I'm pretty sure that means that the Amex is contactless, you can just wave or tap over a terminal and pay. I just recently read here that the Amex with contactless has a matte plastic back vs metal, like the non contactless version.
I wonder if that means the Chase card is contactless as well? Or if they just use a different version/brand/model chip?
The contact only Platinum doesn't have a metal back; it is actually transparent, back printed plastic. The magstripe is part of the plastic back panel.
My Amex Platinum uses an eight point contact like Chase.
No, it doesn't. Look closer. In that photo the Amex is a 6-contact chip and the Chase is an 8-contact chip (if you don't know what you're looking for, it actually would give the appearance of having 10 - not 8 - unique segments, but 4 of them are not defined or connected to anything - they're purely decorative, there are only 6 actual contacts - which is why the chip is placed slightly higher on the card than on an 8-contact chip of the same size - so the six actual contacts line up correctly).

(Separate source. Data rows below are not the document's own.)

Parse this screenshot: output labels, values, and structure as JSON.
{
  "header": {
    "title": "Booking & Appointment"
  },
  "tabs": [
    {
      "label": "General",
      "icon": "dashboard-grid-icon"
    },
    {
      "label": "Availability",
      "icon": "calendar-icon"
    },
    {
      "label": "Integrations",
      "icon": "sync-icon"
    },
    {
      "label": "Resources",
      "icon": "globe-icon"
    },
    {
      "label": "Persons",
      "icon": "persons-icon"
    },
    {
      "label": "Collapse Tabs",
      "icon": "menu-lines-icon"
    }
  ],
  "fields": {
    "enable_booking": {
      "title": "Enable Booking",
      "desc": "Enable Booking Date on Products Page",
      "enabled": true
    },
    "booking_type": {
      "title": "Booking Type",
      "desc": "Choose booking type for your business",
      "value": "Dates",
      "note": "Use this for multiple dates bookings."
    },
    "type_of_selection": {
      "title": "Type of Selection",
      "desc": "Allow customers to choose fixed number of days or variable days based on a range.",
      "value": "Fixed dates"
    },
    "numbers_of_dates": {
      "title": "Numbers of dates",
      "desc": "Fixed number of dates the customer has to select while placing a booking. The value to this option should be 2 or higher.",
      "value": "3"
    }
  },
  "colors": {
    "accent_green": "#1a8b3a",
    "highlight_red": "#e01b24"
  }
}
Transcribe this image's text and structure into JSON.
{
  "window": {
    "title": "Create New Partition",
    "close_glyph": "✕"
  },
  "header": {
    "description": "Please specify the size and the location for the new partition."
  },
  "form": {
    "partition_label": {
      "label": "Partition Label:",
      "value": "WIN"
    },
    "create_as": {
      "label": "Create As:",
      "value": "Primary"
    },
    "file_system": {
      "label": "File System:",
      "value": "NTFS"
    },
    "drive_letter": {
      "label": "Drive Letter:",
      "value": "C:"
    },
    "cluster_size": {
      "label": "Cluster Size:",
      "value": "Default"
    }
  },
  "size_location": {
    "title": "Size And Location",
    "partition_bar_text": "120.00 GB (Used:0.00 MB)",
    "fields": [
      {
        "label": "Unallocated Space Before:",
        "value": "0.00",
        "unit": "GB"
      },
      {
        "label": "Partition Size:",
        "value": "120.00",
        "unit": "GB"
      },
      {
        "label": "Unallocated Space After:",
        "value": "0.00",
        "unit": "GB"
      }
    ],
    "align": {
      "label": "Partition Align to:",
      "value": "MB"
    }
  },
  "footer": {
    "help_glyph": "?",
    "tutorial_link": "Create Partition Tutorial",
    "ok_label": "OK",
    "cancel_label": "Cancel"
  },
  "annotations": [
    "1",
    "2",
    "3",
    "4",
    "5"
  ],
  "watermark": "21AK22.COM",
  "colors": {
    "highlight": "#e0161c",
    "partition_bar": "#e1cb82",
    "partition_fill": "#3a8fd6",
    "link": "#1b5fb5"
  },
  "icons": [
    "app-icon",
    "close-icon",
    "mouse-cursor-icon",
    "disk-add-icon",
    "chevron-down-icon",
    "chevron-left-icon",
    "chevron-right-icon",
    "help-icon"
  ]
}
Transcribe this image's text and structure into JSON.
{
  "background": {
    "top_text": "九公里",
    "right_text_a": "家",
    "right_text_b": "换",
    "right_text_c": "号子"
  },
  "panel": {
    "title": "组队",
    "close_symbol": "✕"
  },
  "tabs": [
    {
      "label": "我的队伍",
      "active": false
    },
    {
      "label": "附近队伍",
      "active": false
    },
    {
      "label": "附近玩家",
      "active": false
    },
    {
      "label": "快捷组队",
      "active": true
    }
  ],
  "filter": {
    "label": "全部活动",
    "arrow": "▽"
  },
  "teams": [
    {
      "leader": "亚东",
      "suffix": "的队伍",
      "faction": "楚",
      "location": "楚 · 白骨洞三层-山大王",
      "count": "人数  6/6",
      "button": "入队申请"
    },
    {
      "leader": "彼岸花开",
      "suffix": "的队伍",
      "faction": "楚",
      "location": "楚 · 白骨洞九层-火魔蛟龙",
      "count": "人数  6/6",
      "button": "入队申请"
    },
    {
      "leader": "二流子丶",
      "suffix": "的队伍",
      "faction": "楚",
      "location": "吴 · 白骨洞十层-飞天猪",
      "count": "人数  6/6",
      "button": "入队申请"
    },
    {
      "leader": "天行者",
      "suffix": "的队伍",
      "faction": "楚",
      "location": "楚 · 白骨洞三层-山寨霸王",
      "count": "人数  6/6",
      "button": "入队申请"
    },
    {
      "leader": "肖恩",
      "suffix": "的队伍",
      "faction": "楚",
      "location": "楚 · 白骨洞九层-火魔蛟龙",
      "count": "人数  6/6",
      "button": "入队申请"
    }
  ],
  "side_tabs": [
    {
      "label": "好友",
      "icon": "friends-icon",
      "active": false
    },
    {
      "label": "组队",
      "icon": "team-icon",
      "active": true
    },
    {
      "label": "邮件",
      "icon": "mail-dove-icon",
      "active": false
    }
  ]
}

Until recently, contactless required a larger contact pad, but not necessarily 8 contacts.
8 contacts are needed for programming certain OSes, though I can't remember off the life of me which ones. Once the card is delivered to you, the difference is irrelevant.
The contacts, and their position are standardised by ISO 7810-1.
However the standards only define a minimum area for the contacts and their seperation, so vendors sometimes use that leeway to incoperate logos or other art into the contacts (HID does this, and ZietControls used to.) The top six pins handle almost everything the card will ever do, Two of them are power, two are data, and the remaining two are reset (think reboot) and programming power (mostly not used now, older technologies needed higher voltage to write).
The bottom two pins are reserved for per-vendor functions, and are usually either not connected internally, or are connected, but have no function. The notable exception is some cards that support USB, and can use a simple passive adapter instaed of a real reader (this is not typically not used for payment cards)
Some intersting things to note, both saphires used 8 pin contacts, but they are from different manufacturers, and the CSR looks more angular. Amex seems to have embedded a 6 pin contact into a larger structure for the platinum, possibly to avoid issues with the contacts touching the metal card, or simply as a design choice.
Speaking of Amex, the everyday line is made of clear plastic, so you can see the back of the die, as well as the contact bonding points. If you use a maginfiying glass, you can also see the miniscule gold bond wires. (The everyday has a more 'scalloped' look to it's contacts)
I was told before that the extra two are used by Chase ATM's. Their debit cards are 8-pin as well.
How am I supposed to go to the strip club with my fake AMEX Centurion with the chip if y'all posting pics of the latest technology?
Got to find a new way to be a player the day after I thought I was up-to-date.